──────── THE INPUT ────────

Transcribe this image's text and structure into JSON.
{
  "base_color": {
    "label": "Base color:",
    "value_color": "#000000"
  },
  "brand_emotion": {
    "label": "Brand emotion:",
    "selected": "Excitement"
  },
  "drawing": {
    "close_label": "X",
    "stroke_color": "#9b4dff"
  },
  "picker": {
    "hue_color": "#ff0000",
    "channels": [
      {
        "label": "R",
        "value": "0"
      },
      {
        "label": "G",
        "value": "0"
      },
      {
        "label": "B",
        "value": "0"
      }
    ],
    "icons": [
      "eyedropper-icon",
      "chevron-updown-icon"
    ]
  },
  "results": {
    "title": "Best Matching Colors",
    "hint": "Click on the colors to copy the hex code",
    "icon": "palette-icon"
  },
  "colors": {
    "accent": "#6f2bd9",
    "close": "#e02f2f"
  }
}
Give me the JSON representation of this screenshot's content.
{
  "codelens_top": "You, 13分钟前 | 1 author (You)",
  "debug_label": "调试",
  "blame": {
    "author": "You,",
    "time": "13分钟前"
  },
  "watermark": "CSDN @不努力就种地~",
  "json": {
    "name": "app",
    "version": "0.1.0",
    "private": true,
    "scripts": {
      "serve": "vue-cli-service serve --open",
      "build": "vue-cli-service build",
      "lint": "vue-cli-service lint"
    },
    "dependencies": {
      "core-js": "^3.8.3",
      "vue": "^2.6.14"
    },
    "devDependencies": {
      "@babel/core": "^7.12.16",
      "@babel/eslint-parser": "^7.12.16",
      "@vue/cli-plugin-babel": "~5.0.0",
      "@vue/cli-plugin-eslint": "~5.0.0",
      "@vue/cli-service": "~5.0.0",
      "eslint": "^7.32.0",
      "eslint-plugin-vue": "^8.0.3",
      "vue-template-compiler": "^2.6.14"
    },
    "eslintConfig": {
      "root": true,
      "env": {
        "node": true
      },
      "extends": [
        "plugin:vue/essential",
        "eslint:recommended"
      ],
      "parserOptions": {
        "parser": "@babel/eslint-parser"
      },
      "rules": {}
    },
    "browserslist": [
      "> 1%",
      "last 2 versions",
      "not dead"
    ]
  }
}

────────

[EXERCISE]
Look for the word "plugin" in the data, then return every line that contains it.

[COMPLETED TASK]
      "@vue/cli-plugin-babel": "~5.0.0",
      "@vue/cli-plugin-eslint": "~5.0.0",
      "eslint-plugin-vue": "^8.0.3",
        "plugin:vue/essential",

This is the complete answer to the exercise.